Many sources are weighing in, interpreting this as the demise of the little guy when it comes to web content. You know – people like you and me, and many of our favorite places to visit, learn, discuss, and do business.
Is the face of the Internet about to change – for the worse – for millions of us? Or are we mired in corporate and political double talk, unable to weed out what’s really going on?
If you’re not sure what I’m talking about, check out this discussion on Huffington Post, or the New York Times article if you prefer. Be sure to see today’s story, also appearing on Huffington Post, with Google, Verizon and others explaining their positions. Or stay tuned to The New York Times, The Washington Post and plenty of other sources online.
The gist, sort of

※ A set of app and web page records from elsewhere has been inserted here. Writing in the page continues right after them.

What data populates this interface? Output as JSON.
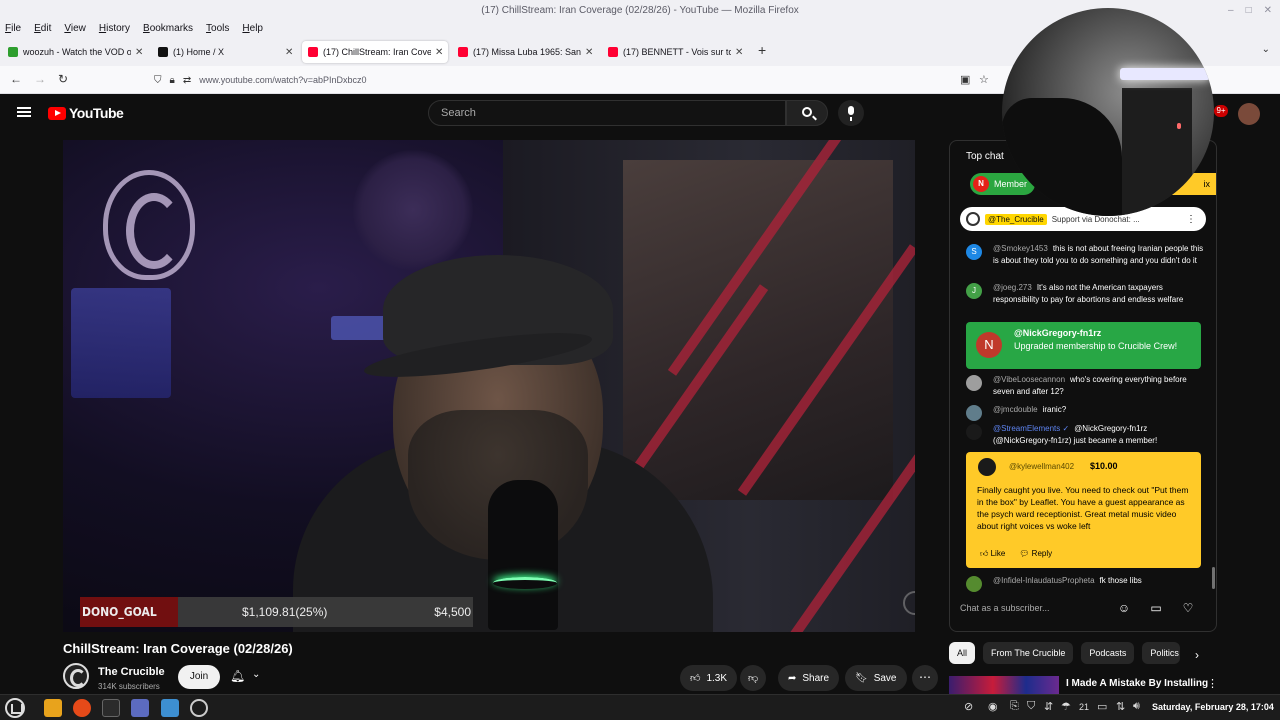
{
  "window": {
    "title": "(17) ChillStream: Iran Coverage (02/28/26) - YouTube — Mozilla Firefox",
    "controls": [
      "–",
      "□",
      "✕"
    ]
  },
  "menubar": [
    "File",
    "Edit",
    "View",
    "History",
    "Bookmarks",
    "Tools",
    "Help"
  ],
  "tabs": [
    {
      "title": "woozuh - Watch the VOD on",
      "favicon_color": "#2e9e2e",
      "active": false
    },
    {
      "title": "(1) Home / X",
      "favicon_color": "#111111",
      "active": false
    },
    {
      "title": "(17) ChillStream: Iran Cover",
      "favicon_color": "#ff0033",
      "active": true
    },
    {
      "title": "(17) Missa Luba 1965: Sanct",
      "favicon_color": "#ff0033",
      "active": false
    },
    {
      "title": "(17) BENNETT - Vois sur ton",
      "favicon_color": "#ff0033",
      "active": false
    }
  ],
  "newtab_label": "+",
  "address": {
    "url": "www.youtube.com/watch?v=abPInDxbcz0"
  },
  "youtube": {
    "logo": "YouTube",
    "search_placeholder": "Search",
    "notification_count": "9+",
    "video": {
      "title": "ChillStream: Iran Coverage (02/28/26)",
      "donation": {
        "label": "DONO_GOAL",
        "amount": "$1,109.81(25%)",
        "goal": "$4,500",
        "progress": 0.25
      }
    },
    "channel": {
      "name": "The Crucible",
      "subscribers": "314K subscribers",
      "join": "Join"
    },
    "actions": {
      "likes": "1.3K",
      "share": "Share",
      "save": "Save"
    },
    "chat": {
      "header": "Top chat",
      "member_chip": "Member",
      "member_chip_initial": "N",
      "yellow_chip": "ix",
      "pinned": {
        "author": "@The_Crucible",
        "text": "Support via Donochat: ..."
      },
      "messages": [
        {
          "initial": "S",
          "color": "#1e88e5",
          "author": "@Smokey1453",
          "text": "this is not about freeing Iranian people this is about they told you to do something and you didn't do it"
        },
        {
          "initial": "J",
          "color": "#43a047",
          "author": "@joeg.273",
          "text": "It's also not the American taxpayers responsibility to pay for abortions and endless welfare"
        },
        {
          "initial": "",
          "color": "#9e9e9e",
          "author": "@VibeLoosecannon",
          "text": "who's covering everything before seven and after 12?"
        },
        {
          "initial": "",
          "color": "#607d8b",
          "author": "@jmcdouble",
          "text": "iranic?"
        },
        {
          "initial": "",
          "color": "#1a1a1a",
          "author": "@StreamElements ✓",
          "text": "@NickGregory-fn1rz (@NickGregory-fn1rz) just became a member!"
        },
        {
          "initial": "",
          "color": "#558b2f",
          "author": "@Infidel-InlaudatusPropheta",
          "text": "fk those libs"
        }
      ],
      "membership": {
        "initial": "N",
        "author": "@NickGregory-fn1rz",
        "text": "Upgraded membership to Crucible Crew!"
      },
      "superchat": {
        "author": "@kylewellman402",
        "amount": "$10.00",
        "text": "Finally caught you live. You need to check out \"Put them in the box\" by Leaflet. You have a guest appearance as the psych ward receptionist. Great metal music video about right voices vs woke left",
        "like": "Like",
        "reply": "Reply"
      },
      "input_placeholder": "Chat as a subscriber..."
    },
    "related_chips": [
      "All",
      "From The Crucible",
      "Podcasts",
      "Politics"
    ],
    "related_video_title": "I Made A Mistake By Installing"
  },
  "taskbar": {
    "tray_count": "21",
    "clock": "Saturday, February 28, 17:04"
  }
}
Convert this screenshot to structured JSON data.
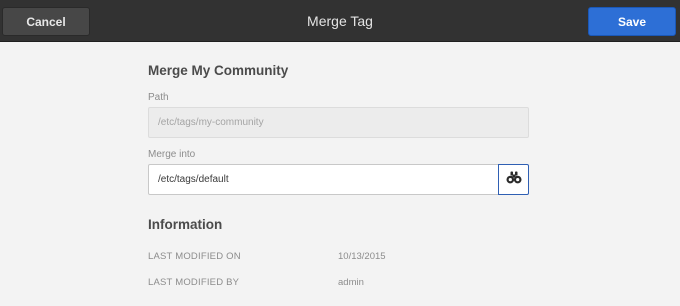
{
  "header": {
    "cancel_label": "Cancel",
    "title": "Merge Tag",
    "save_label": "Save"
  },
  "form": {
    "section_title": "Merge My Community",
    "path_label": "Path",
    "path_value": "/etc/tags/my-community",
    "merge_into_label": "Merge into",
    "merge_into_value": "/etc/tags/default",
    "picker_icon": "binoculars-icon"
  },
  "information": {
    "section_title": "Information",
    "rows": [
      {
        "key": "LAST MODIFIED ON",
        "value": "10/13/2015"
      },
      {
        "key": "LAST MODIFIED BY",
        "value": "admin"
      }
    ]
  },
  "colors": {
    "titlebar": "#323232",
    "save_button": "#2d6fd6",
    "background": "#f3f3f3"
  }
}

The Internet has been a level playing field for years – worldwide access and speed, whether you’re hitting your favorite pages overseas, online shopping with a local boutique, reading news, selling your goods and services, or blogging with fellow trekkies, parents, film buffs, art enthusiasts, or grief support group. We’re talking equal data access for all content providers, large and small. Apparently, that is about to be compromised.
For some of us, that means community. For others, news and information. And for many, a means to earn a living. We’re talking about a tiered system allowing large companies preferential treatment if they’re willing to pay a premium. You know they’ll pay that premium. So where does that leave the rest of us?
One side of the picture
While the F.C.C. has tried to enforce net neutrality, a recent court ruling determined that they could not prevent Internet service providers from delivering preferential service to certain customers.
The court decision said the F.C.C. lacked the authority to require that an Internet service provider refrain from blocking or slowing down some content or applications, or giving favor to others. The F.C.C. has since sought another way in which to enforce the concept of net neutrality. But its proposals have been greeted with much objection in Congress and among Internet service providers, cable companies and some Internet content producers.
Does this mean the rest of us are about to be left in the dust, forced to pay more for Internet services, and languishing with slow content or more limited access?
Today’s Huffington Post article reports sound bytes from various sources, including Google and Verizon (claiming to be misunderstood, committed to Internet openness and accountability), as well as Bloomberg, The Wall Street Journal and others. From this latest news:
Acknowledging that “details are scarce,” the Wall Street Journal, citing “people briefed on the tentative agreement,” writes the “tentative agreement” could “provide a framework for legislation that would codify some of the Federal Communications Commission’s net-neutrality principles. It would, however, allow phone and cable companies to offer faster, priority delivery of Internet traffic for companies that pay extra for the service, these people said.”
So what are we to make of this? Massive impacts to our daily Internet-dependent lives? Our meager Internet incomes? Services as delivered on mobile devices? Or is it “simply” another hike in cost during wretched economic times?
- What do you think? Wait and see? Cry foul?
- Is the “open Internet” on the brink of destruction?
- How would reduced access to daily communities and customers affect you?
We live in a David and Goliath world, but Goliath seems to be growing stronger. Concerned? I know I am.
© D A Wolf